Superior Spider-Man #13 (HERE BE SPOILERS!)

Slott makes it pretty clear here that Otto is starting to go too far:  blackmailing JJJ, Jr. with the recording of him ordering the death of Smythe, killing Smythe, repeating the same lines about a failed legacy to Smythe that Peter said to him before Otto stole his identity.  As we’ve seen throughout this series, Otto’s arrogance continues to blind him to reality and, combined with his hubris, it seems pretty clear that his downfall will one day come (despite Wacker's insistence to the contrary).  This issue seems to give us two possible ways for it to happen.

First, revealing his identity to Smythe sets up the most likely scenario, to my mind.  It shows not only how many risks that Otto's willing to take given his belief that he’ll eventually outsmart any rival, but also implies that he'll no longer able to keep his identity secret at some point, because he wants (needs) the whole word to understand how brilliant he really is.  Otto takes that risk here because Smythe is dying, but, the more confident that he becomes, the most likely it seems that he'll reveal it to someone who can use it against him.  This outcome seems the most likely, since it would also wipe away the reputational damage that Otto will have done to the Spider-Man brand by the time the revelation comes.

If it’s not the intentional revelation of his identity that undoes Otto, though, you have to wonder if it’s going to be his bloodlust.  Camuncoli delivers one of the best images of this series to date, of Spidey and Smythe attacking one another, with Smythe screaming, “To the death!”  I can’t think of another image that so encapsulates the new, lethal Spider-Man and, as such, it makes you wonder how long people are going to go without realizing that the change isn’t just “bravado,” as Smythe implies here.  Right now, he’s only killed Massacre and Spider-Slayer.  In the first case, the public understood that Spidey had few options and, in the second case, the murder happened off-camera.  However, at some point, Otto is likely to kill someone in public where it’s clear that he could’ve just captured him.  At this point, this turn to the lethal has to start costing him support.  Even though Otto here tells JJJ, Jr. that he’s perfectly willing to be a public menace again (something JJJ, Jr. threatens will happen to him if he releases the recording of their agreement for him to take out Smythe), I’m not sure that he fully realizes the full impact of that.  Being tagged as a public menace because a newspaper editor has an irrational vendetta against you is one thing; killing a less powerful enemy in cold blood is something else entirely.
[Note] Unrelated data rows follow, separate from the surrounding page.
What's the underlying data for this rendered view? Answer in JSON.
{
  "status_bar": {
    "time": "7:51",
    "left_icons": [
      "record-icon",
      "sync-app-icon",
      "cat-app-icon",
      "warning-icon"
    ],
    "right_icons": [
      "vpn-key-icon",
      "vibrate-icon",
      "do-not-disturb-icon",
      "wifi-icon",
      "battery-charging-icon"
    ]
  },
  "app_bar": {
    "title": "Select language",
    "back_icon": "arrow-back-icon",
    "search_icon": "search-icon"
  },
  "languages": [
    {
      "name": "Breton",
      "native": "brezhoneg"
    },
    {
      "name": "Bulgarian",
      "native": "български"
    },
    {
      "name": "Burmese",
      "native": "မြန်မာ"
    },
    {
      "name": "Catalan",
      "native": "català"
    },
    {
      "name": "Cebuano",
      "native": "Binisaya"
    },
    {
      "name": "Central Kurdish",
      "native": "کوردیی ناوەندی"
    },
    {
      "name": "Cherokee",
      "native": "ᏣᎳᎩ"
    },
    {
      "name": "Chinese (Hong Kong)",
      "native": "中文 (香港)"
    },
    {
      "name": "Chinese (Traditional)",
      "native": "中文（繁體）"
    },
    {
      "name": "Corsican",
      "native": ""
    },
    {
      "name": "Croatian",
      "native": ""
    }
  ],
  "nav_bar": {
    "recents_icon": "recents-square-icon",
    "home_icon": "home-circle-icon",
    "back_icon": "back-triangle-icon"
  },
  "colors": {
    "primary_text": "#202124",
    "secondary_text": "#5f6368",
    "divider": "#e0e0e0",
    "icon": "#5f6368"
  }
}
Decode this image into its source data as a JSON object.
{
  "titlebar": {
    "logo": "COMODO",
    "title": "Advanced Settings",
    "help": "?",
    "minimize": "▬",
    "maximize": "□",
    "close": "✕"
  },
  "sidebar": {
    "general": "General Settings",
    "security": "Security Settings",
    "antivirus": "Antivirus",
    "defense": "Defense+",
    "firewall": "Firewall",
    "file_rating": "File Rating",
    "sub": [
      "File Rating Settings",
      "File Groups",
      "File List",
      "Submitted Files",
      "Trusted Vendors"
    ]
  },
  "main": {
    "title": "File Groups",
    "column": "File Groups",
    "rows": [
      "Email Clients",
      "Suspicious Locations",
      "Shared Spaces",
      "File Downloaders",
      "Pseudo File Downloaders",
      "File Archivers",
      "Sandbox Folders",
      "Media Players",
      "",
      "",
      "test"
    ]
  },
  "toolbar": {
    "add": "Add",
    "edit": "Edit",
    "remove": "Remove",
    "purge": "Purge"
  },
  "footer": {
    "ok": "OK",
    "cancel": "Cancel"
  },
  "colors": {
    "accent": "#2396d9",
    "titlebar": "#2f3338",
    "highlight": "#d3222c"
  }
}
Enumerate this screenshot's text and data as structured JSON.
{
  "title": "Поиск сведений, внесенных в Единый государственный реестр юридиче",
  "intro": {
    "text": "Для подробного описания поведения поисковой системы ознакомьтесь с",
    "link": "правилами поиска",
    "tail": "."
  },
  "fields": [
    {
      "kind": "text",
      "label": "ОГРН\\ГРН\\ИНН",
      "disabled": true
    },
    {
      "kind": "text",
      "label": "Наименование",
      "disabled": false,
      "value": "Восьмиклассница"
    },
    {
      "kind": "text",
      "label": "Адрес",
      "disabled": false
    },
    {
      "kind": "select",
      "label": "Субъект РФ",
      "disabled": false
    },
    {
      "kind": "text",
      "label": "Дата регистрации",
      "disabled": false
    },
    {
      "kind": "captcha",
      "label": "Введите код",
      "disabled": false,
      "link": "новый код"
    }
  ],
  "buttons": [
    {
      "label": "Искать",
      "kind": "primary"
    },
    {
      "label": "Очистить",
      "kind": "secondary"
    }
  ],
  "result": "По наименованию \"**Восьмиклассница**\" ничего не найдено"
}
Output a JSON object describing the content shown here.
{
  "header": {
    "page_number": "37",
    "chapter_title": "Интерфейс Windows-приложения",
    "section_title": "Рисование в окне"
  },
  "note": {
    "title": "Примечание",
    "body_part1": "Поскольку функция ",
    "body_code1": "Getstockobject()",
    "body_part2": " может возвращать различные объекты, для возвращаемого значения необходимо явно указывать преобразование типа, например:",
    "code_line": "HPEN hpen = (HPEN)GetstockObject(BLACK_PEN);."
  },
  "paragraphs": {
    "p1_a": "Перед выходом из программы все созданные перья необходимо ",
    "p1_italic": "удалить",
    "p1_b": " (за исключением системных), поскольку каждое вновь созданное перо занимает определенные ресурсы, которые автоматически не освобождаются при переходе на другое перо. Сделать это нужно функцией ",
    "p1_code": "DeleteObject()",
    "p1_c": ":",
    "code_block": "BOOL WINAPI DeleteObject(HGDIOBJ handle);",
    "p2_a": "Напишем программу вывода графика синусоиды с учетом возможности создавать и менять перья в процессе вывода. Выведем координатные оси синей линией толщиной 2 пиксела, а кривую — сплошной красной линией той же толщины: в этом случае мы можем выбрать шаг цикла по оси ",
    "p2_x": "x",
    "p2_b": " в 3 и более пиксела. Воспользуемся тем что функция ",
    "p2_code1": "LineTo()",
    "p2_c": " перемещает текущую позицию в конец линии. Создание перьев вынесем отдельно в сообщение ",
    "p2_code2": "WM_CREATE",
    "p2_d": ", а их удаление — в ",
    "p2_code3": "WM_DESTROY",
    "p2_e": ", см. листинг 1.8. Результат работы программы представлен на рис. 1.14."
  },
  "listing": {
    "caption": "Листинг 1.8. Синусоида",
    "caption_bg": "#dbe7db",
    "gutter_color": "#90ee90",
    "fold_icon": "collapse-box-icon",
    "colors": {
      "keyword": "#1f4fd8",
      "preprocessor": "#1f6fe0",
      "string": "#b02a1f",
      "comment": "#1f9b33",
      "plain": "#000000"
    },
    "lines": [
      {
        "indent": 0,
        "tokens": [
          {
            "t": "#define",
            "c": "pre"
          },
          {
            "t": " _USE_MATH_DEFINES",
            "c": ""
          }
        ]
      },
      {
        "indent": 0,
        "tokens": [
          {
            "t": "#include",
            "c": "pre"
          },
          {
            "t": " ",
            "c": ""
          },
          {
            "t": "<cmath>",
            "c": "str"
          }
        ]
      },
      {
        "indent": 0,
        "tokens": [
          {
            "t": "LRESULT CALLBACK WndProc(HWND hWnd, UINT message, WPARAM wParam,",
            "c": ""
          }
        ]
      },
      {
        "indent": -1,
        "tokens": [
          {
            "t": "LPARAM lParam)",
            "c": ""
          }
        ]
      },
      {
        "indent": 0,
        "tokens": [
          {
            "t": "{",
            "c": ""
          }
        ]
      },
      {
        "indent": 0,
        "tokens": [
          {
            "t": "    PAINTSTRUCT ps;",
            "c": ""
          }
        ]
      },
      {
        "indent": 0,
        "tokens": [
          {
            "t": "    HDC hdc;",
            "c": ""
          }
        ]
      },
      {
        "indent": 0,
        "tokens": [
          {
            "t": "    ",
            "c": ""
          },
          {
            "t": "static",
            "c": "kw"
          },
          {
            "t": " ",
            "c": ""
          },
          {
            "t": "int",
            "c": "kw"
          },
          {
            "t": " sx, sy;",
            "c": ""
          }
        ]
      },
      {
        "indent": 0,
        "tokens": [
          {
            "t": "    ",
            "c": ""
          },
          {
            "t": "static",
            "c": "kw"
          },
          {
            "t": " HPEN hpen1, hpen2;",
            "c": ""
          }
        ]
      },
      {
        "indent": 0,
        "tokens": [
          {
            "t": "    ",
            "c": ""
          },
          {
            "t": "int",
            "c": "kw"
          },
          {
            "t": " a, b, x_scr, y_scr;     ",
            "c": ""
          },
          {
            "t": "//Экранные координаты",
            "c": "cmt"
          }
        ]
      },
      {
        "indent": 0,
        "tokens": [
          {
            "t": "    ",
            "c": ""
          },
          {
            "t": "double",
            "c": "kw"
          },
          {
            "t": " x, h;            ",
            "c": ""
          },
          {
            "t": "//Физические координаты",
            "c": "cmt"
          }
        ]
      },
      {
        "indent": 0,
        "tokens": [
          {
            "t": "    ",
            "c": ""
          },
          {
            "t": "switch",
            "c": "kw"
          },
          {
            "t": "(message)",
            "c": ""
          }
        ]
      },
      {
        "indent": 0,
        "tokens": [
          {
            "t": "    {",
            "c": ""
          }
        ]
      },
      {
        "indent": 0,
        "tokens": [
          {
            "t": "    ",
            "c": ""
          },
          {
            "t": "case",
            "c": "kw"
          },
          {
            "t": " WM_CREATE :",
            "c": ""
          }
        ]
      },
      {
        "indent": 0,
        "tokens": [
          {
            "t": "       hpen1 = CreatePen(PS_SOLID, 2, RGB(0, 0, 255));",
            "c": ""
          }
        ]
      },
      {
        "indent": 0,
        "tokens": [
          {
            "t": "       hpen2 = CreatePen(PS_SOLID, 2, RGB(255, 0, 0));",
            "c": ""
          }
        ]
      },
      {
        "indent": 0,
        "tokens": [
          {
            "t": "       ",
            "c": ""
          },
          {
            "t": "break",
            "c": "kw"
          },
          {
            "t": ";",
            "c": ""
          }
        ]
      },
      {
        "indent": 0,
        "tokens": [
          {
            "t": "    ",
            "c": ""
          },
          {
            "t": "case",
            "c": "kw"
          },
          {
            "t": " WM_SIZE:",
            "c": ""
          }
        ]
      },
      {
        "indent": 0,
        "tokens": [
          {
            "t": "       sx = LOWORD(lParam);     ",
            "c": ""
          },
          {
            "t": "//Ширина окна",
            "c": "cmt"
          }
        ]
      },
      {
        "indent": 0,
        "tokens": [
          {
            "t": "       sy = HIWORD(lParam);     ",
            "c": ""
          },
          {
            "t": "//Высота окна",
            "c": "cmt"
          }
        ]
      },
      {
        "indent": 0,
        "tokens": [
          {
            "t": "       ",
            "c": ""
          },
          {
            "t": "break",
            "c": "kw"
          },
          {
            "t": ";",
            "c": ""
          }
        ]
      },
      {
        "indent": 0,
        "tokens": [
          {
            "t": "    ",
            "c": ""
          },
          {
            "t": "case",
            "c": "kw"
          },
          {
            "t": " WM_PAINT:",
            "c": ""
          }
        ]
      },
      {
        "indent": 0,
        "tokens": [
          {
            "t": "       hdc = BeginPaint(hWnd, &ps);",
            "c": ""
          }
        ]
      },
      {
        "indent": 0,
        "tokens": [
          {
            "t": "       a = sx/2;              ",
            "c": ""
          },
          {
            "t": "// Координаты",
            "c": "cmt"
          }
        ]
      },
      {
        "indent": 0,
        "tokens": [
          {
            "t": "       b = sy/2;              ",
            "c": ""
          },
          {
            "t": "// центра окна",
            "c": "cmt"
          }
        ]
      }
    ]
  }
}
In terms of the story itself, I wonder if Slott isn’t shaking up status quo a little too often.  I mean, Otto has an island now?  I get where Slott is going with it, since Otto himself seems to view it as a symbol of his independence.  Something about this fight with Smythe has convinced Otto that he’s free from both his ties not only to Peter but also to the old Otto.  I get the Peter part, but I’m not quite sure that I buy the old Otto part.  Nothing seemed to justify this conclusion, other than Otto possibly viewing himself as “superior” for defeating Smythe like Peter defeated him.  But, Slott doesn’t make that connection too clearly, so Otto’s suddenly declaration of independence fell flat to me.  I get that it’s supposed to be an example of just how far gone his ego is – commandeering an island, procuring some minions – but I’m not sure that even Otto would draw the conclusions from this fight that Slott has him draw.  Again, Wacker continues to insist in the letters page that Otto is here to stay, but you have to wonder how long Otto can keep up this game when he seems to be rushing headlong into disaster.

No comments:

Post a Comment